■ **WHAT YOU ARE ASKED TO DO**: Write out the whole listing below exactly, skipping each picture.

■ **SUPPLIED DATA**:

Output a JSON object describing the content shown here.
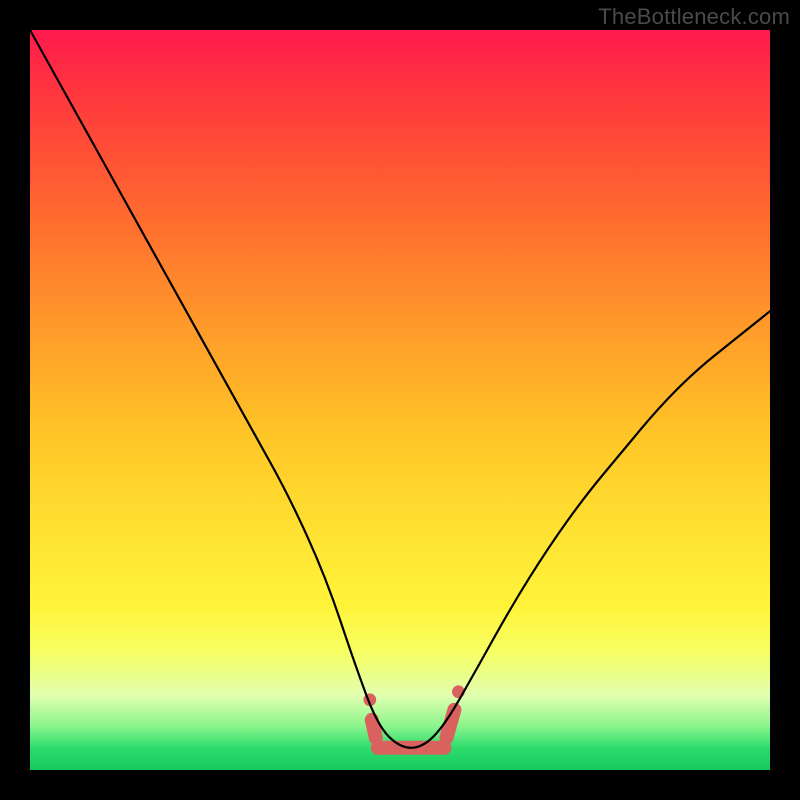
{
  "watermark": "TheBottleneck.com",
  "chart_data": {
    "type": "line",
    "title": "",
    "xlabel": "",
    "ylabel": "",
    "xlim": [
      0,
      100
    ],
    "ylim": [
      0,
      100
    ],
    "series": [
      {
        "name": "bottleneck-curve",
        "x": [
          0,
          5,
          10,
          15,
          20,
          25,
          30,
          35,
          40,
          44,
          47,
          50,
          53,
          56,
          60,
          65,
          70,
          75,
          80,
          85,
          90,
          95,
          100
        ],
        "y": [
          100,
          91,
          82,
          73,
          64,
          55,
          46,
          37,
          26,
          14,
          6,
          3,
          3,
          6,
          13,
          22,
          30,
          37,
          43,
          49,
          54,
          58,
          62
        ]
      }
    ],
    "flat_segment": {
      "x_start": 47,
      "x_end": 56,
      "color": "#d9625e",
      "thickness": 14
    },
    "curve_style": {
      "color": "#000000",
      "thickness": 2.2
    }
  }
}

■ **RESPONSE BOX**:
Output a JSON object describing the content shown here.
{
  "watermark": "TheBottleneck.com",
  "chart_data": {
    "type": "line",
    "title": "",
    "xlabel": "",
    "ylabel": "",
    "xlim": [
      0,
      100
    ],
    "ylim": [
      0,
      100
    ],
    "series": [
      {
        "name": "bottleneck-curve",
        "x": [
          0,
          5,
          10,
          15,
          20,
          25,
          30,
          35,
          40,
          44,
          47,
          50,
          53,
          56,
          60,
          65,
          70,
          75,
          80,
          85,
          90,
          95,
          100
        ],
        "y": [
          100,
          91,
          82,
          73,
          64,
          55,
          46,
          37,
          26,
          14,
          6,
          3,
          3,
          6,
          13,
          22,
          30,
          37,
          43,
          49,
          54,
          58,
          62
        ]
      }
    ],
    "flat_segment": {
      "x_start": 47,
      "x_end": 56,
      "color": "#d9625e",
      "thickness": 14
    },
    "curve_style": {
      "color": "#000000",
      "thickness": 2.2
    }
  }
}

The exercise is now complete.